Developing with CSS3 for Dummies Beta Readers Needed

I’m starting a new book project for a book named CSS3 For Dummies. This is going to be an amazing book for developers who are frustrated reading through Cascading Style Sheets (CSS) books that are created for designers. Instead of focusing on creating new pages with interesting artistic elements, this book is designed around a developer who needs to make a page look professional and easy to navigate in the shortest time possible. Yes, you’ll get all the same sorts of information as those other books provide, but in a form that makes it easy for developers to work with CSS3.

This is a novice level book at the outset, but quickly moves toward intermediate level tasks. You’ll begin by learning the basics of CSS3, with an emphasis on what makes CSS3 unique. However, after you work through this introductory information, the pace quickly changes from other books you might have seen in the past. The book will focus on using third party libraries to create great results quickly. You’ll discover that there are all sorts of tricks you can use to get precisely the kind of presentation you want without spending hours to do it as you would when starting from scratch.
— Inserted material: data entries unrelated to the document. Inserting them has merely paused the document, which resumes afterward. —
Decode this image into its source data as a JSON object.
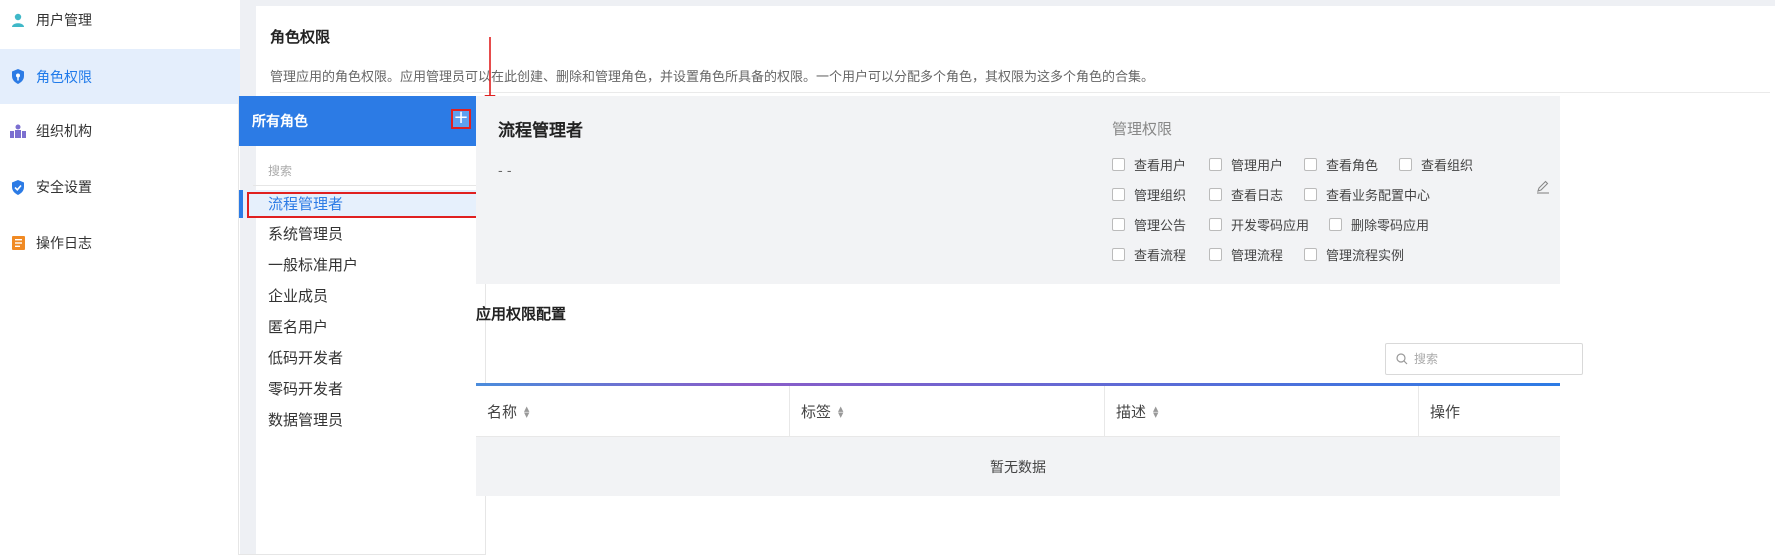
{
  "sidebar": {
    "items": [
      {
        "label": "用户管理",
        "icon": "user-icon"
      },
      {
        "label": "角色权限",
        "icon": "shield-key-icon"
      },
      {
        "label": "组织机构",
        "icon": "org-icon"
      },
      {
        "label": "安全设置",
        "icon": "shield-check-icon"
      },
      {
        "label": "操作日志",
        "icon": "log-icon"
      }
    ],
    "active": "角色权限"
  },
  "page": {
    "title": "角色权限",
    "description": "管理应用的角色权限。应用管理员可以在此创建、删除和管理角色，并设置角色所具备的权限。一个用户可以分配多个角色，其权限为这多个角色的合集。"
  },
  "roles": {
    "header": "所有角色",
    "add_button": "+",
    "search_placeholder": "搜索",
    "items": [
      "流程管理者",
      "系统管理员",
      "一般标准用户",
      "企业成员",
      "匿名用户",
      "低码开发者",
      "零码开发者",
      "数据管理员"
    ],
    "selected": "流程管理者"
  },
  "permissions": {
    "role_name": "流程管理者",
    "role_desc": "- -",
    "title": "管理权限",
    "rows": [
      [
        "查看用户",
        "管理用户",
        "查看角色",
        "查看组织"
      ],
      [
        "管理组织",
        "查看日志",
        "查看业务配置中心"
      ],
      [
        "管理公告",
        "开发零码应用",
        "删除零码应用"
      ],
      [
        "查看流程",
        "管理流程",
        "管理流程实例"
      ]
    ]
  },
  "app_config": {
    "title": "应用权限配置",
    "search_placeholder": "搜索",
    "columns": [
      "名称",
      "标签",
      "描述",
      "操作"
    ],
    "empty_text": "暂无数据"
  },
  "colors": {
    "accent": "#2c7be5",
    "highlight_red": "#e02020",
    "panel_bg": "#f2f3f5"
  }
}
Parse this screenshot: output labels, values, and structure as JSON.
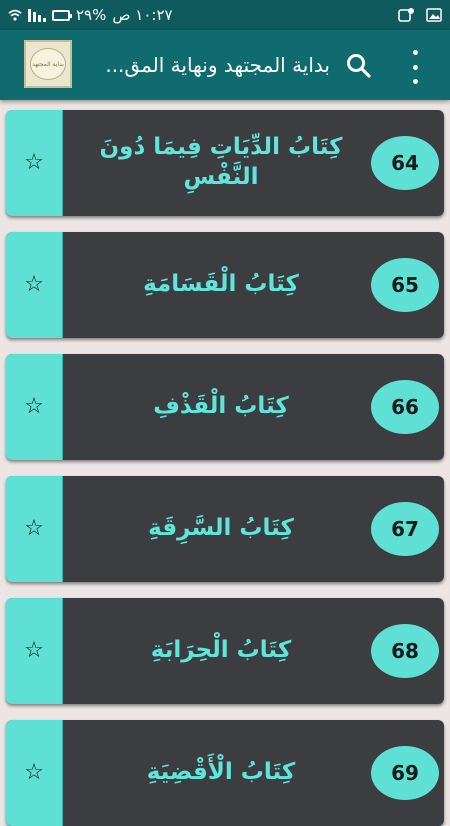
{
  "status_bar": {
    "time": "١٠:٢٧ ص",
    "battery": "%٢٩"
  },
  "toolbar": {
    "title": "بداية المجتهد ونهاية المق...",
    "logo_text": "بداية المجتهد",
    "search_icon": "search-icon",
    "menu_icon": "more-vert-icon"
  },
  "items": [
    {
      "number": "64",
      "title": "كِتَابُ الدِّيَاتِ فِيمَا دُونَ النَّفْسِ"
    },
    {
      "number": "65",
      "title": "كِتَابُ الْقَسَامَةِ"
    },
    {
      "number": "66",
      "title": "كِتَابُ الْقَذْفِ"
    },
    {
      "number": "67",
      "title": "كِتَابُ السَّرِقَةِ"
    },
    {
      "number": "68",
      "title": "كِتَابُ الْحِرَابَةِ"
    },
    {
      "number": "69",
      "title": "كِتَابُ الْأَقْضِيَةِ"
    }
  ],
  "colors": {
    "toolbar": "#0f6b6e",
    "card": "#3c3d41",
    "accent": "#5ee0d5",
    "background": "#ece5e3"
  }
}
The best part about this approach is that the vendor supporting the third party library takes responsibility for ensuring the layouts work on a wide range of platforms with all sorts of browsers; a task that can trip up even the best designer.

I’m assuming that you’ve at least looked at a few Web pages in the past, that you have some idea of what tags are and know the basic tags for a Web page (such as <html>, <head>, and <body>). I’m not assuming very much. You also need to know how to use your computer with some degree of competency. I’m looking for readers of any platform that supports HTML5, JavaScript, and CSS3. If you want to test my code on a smartphone, please do. I’m specifically targeting the Windows, Mac, and Linux platforms with this book, so I’d love to hear from developers in any of these environments.

It’s important to remember that beta readers provide direct input on my books while I’m writing them. In short, you get to help shape the final form of my book. Every beta reader comment is carefully considered and I implement as many of your suggestions as possible. Your input is incredibly important at this phase and unlike many other reader suggestions, you’ll see the results in the final product, rather than as a post on my blog after the fact.

Don’t worry about me bugging you for input. You sign up, I send the manuscript your way, and then, if you choose to provide suggestions on a particular chapter, you send the suggestions back to me. During the author review process (when I answer the questions of all of my editors), I’ll incorporate your suggestions. If you have any desire to work with CSS3 and would like to be a beta reader for this book, ask for details at